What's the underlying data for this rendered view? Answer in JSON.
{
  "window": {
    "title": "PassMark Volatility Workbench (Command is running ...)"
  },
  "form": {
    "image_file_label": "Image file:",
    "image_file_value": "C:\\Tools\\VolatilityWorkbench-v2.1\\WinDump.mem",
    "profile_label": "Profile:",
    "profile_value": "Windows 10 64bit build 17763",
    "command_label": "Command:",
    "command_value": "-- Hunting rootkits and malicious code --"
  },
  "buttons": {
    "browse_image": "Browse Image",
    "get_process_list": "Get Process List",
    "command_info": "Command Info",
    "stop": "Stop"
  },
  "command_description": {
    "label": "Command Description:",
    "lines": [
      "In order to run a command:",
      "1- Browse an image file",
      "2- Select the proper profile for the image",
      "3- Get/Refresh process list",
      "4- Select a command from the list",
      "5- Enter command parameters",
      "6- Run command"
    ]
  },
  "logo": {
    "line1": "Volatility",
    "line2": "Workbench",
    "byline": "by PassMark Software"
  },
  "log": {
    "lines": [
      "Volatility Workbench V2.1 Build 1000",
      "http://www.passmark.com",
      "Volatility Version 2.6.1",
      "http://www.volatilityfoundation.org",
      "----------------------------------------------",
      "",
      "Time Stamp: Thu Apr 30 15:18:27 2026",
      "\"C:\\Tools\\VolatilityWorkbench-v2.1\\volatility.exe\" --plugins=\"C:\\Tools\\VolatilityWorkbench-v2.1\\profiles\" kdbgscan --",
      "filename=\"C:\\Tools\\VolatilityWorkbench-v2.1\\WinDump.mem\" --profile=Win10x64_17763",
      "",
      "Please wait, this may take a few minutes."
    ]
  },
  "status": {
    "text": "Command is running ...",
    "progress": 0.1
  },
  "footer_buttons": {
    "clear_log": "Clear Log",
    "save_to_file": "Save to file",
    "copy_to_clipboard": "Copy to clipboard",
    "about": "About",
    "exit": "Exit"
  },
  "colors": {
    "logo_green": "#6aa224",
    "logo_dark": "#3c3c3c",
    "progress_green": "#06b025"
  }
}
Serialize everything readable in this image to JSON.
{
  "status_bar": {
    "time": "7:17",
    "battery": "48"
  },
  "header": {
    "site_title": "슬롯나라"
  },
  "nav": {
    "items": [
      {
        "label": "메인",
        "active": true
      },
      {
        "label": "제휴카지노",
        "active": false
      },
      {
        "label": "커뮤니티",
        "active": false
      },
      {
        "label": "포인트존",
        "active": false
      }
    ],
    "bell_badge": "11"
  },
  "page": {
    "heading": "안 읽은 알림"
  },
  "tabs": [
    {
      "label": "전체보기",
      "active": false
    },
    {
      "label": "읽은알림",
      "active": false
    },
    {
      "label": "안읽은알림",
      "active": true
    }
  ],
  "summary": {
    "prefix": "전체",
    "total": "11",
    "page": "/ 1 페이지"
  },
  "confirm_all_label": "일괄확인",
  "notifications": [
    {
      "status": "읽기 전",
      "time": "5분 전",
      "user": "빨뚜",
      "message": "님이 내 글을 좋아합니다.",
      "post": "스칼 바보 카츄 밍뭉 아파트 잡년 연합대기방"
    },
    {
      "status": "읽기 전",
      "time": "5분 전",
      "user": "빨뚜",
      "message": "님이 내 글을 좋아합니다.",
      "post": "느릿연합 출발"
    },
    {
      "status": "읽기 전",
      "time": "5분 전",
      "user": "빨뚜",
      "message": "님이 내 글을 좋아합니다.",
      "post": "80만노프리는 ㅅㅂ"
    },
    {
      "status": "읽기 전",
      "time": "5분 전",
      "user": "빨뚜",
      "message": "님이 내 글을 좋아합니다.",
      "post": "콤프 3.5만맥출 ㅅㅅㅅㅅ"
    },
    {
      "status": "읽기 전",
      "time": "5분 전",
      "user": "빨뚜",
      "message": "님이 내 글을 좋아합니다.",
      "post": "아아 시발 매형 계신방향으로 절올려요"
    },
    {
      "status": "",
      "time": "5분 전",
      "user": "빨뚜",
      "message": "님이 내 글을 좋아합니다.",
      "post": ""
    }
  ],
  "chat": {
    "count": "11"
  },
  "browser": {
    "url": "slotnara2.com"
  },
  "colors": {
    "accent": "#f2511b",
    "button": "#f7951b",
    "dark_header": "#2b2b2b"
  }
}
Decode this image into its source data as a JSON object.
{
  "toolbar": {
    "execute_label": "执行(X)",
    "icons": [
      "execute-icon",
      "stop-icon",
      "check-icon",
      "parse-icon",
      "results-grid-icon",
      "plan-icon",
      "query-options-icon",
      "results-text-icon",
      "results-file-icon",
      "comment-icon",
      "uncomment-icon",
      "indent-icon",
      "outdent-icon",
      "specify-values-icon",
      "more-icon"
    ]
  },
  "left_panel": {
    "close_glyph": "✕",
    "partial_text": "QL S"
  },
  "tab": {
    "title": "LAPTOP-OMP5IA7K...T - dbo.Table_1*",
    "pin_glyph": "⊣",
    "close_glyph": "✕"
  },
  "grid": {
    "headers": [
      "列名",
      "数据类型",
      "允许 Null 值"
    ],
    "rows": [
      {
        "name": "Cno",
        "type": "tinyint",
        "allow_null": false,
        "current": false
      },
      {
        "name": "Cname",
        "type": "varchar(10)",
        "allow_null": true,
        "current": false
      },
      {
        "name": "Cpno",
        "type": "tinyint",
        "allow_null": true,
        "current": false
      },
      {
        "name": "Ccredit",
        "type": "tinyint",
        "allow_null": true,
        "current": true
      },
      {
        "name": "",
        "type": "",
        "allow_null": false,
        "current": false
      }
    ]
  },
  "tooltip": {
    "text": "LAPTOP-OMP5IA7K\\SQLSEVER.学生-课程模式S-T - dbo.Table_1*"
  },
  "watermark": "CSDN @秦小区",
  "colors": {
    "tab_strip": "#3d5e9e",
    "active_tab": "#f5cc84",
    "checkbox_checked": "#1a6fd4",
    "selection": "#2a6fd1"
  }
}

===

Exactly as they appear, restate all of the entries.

(Task solution):
What's the underlying data for this rendered view? Answer in JSON.
{
  "window": {
    "title": "PassMark Volatility Workbench (Command is running ...)"
  },
  "form": {
    "image_file_label": "Image file:",
    "image_file_value": "C:\\Tools\\VolatilityWorkbench-v2.1\\WinDump.mem",
    "profile_label": "Profile:",
    "profile_value": "Windows 10 64bit build 17763",
    "command_label": "Command:",
    "command_value": "-- Hunting rootkits and malicious code --"
  },
  "buttons": {
    "browse_image": "Browse Image",
    "get_process_list": "Get Process List",
    "command_info": "Command Info",
    "stop": "Stop"
  },
  "command_description": {
    "label": "Command Description:",
    "lines": [
      "In order to run a command:",
      "1- Browse an image file",
      "2- Select the proper profile for the image",
      "3- Get/Refresh process list",
      "4- Select a command from the list",
      "5- Enter command parameters",
      "6- Run command"
    ]
  },
  "logo": {
    "line1": "Volatility",
    "line2": "Workbench",
    "byline": "by PassMark Software"
  },
  "log": {
    "lines": [
      "Volatility Workbench V2.1 Build 1000",
      "http://www.passmark.com",
      "Volatility Version 2.6.1",
      "http://www.volatilityfoundation.org",
      "----------------------------------------------",
      "",
      "Time Stamp: Thu Apr 30 15:18:27 2026",
      "\"C:\\Tools\\VolatilityWorkbench-v2.1\\volatility.exe\" --plugins=\"C:\\Tools\\VolatilityWorkbench-v2.1\\profiles\" kdbgscan --",
      "filename=\"C:\\Tools\\VolatilityWorkbench-v2.1\\WinDump.mem\" --profile=Win10x64_17763",
      "",
      "Please wait, this may take a few minutes."
    ]
  },
  "status": {
    "text": "Command is running ...",
    "progress": 0.1
  },
  "footer_buttons": {
    "clear_log": "Clear Log",
    "save_to_file": "Save to file",
    "copy_to_clipboard": "Copy to clipboard",
    "about": "About",
    "exit": "Exit"
  },
  "colors": {
    "logo_green": "#6aa224",
    "logo_dark": "#3c3c3c",
    "progress_green": "#06b025"
  }
}
Serialize everything readable in this image to JSON.
{
  "status_bar": {
    "time": "7:17",
    "battery": "48"
  },
  "header": {
    "site_title": "슬롯나라"
  },
  "nav": {
    "items": [
      {
        "label": "메인",
        "active": true
      },
      {
        "label": "제휴카지노",
        "active": false
      },
      {
        "label": "커뮤니티",
        "active": false
      },
      {
        "label": "포인트존",
        "active": false
      }
    ],
    "bell_badge": "11"
  },
  "page": {
    "heading": "안 읽은 알림"
  },
  "tabs": [
    {
      "label": "전체보기",
      "active": false
    },
    {
      "label": "읽은알림",
      "active": false
    },
    {
      "label": "안읽은알림",
      "active": true
    }
  ],
  "summary": {
    "prefix": "전체",
    "total": "11",
    "page": "/ 1 페이지"
  },
  "confirm_all_label": "일괄확인",
  "notifications": [
    {
      "status": "읽기 전",
      "time": "5분 전",
      "user": "빨뚜",
      "message": "님이 내 글을 좋아합니다.",
      "post": "스칼 바보 카츄 밍뭉 아파트 잡년 연합대기방"
    },
    {
      "status": "읽기 전",
      "time": "5분 전",
      "user": "빨뚜",
      "message": "님이 내 글을 좋아합니다.",
      "post": "느릿연합 출발"
    },
    {
      "status": "읽기 전",
      "time": "5분 전",
      "user": "빨뚜",
      "message": "님이 내 글을 좋아합니다.",
      "post": "80만노프리는 ㅅㅂ"
    },
    {
      "status": "읽기 전",
      "time": "5분 전",
      "user": "빨뚜",
      "message": "님이 내 글을 좋아합니다.",
      "post": "콤프 3.5만맥출 ㅅㅅㅅㅅ"
    },
    {
      "status": "읽기 전",
      "time": "5분 전",
      "user": "빨뚜",
      "message": "님이 내 글을 좋아합니다.",
      "post": "아아 시발 매형 계신방향으로 절올려요"
    },
    {
      "status": "",
      "time": "5분 전",
      "user": "빨뚜",
      "message": "님이 내 글을 좋아합니다.",
      "post": ""
    }
  ],
  "chat": {
    "count": "11"
  },
  "browser": {
    "url": "slotnara2.com"
  },
  "colors": {
    "accent": "#f2511b",
    "button": "#f7951b",
    "dark_header": "#2b2b2b"
  }
}
Decode this image into its source data as a JSON object.
{
  "toolbar": {
    "execute_label": "执行(X)",
    "icons": [
      "execute-icon",
      "stop-icon",
      "check-icon",
      "parse-icon",
      "results-grid-icon",
      "plan-icon",
      "query-options-icon",
      "results-text-icon",
      "results-file-icon",
      "comment-icon",
      "uncomment-icon",
      "indent-icon",
      "outdent-icon",
      "specify-values-icon",
      "more-icon"
    ]
  },
  "left_panel": {
    "close_glyph": "✕",
    "partial_text": "QL S"
  },
  "tab": {
    "title": "LAPTOP-OMP5IA7K...T - dbo.Table_1*",
    "pin_glyph": "⊣",
    "close_glyph": "✕"
  },
  "grid": {
    "headers": [
      "列名",
      "数据类型",
      "允许 Null 值"
    ],
    "rows": [
      {
        "name": "Cno",
        "type": "tinyint",
        "allow_null": false,
        "current": false
      },
      {
        "name": "Cname",
        "type": "varchar(10)",
        "allow_null": true,
        "current": false
      },
      {
        "name": "Cpno",
        "type": "tinyint",
        "allow_null": true,
        "current": false
      },
      {
        "name": "Ccredit",
        "type": "tinyint",
        "allow_null": true,
        "current": true
      },
      {
        "name": "",
        "type": "",
        "allow_null": false,
        "current": false
      }
    ]
  },
  "tooltip": {
    "text": "LAPTOP-OMP5IA7K\\SQLSEVER.学生-课程模式S-T - dbo.Table_1*"
  },
  "watermark": "CSDN @秦小区",
  "colors": {
    "tab_strip": "#3d5e9e",
    "active_tab": "#f5cc84",
    "checkbox_checked": "#1a6fd4",
    "selection": "#2a6fd1"
  }
}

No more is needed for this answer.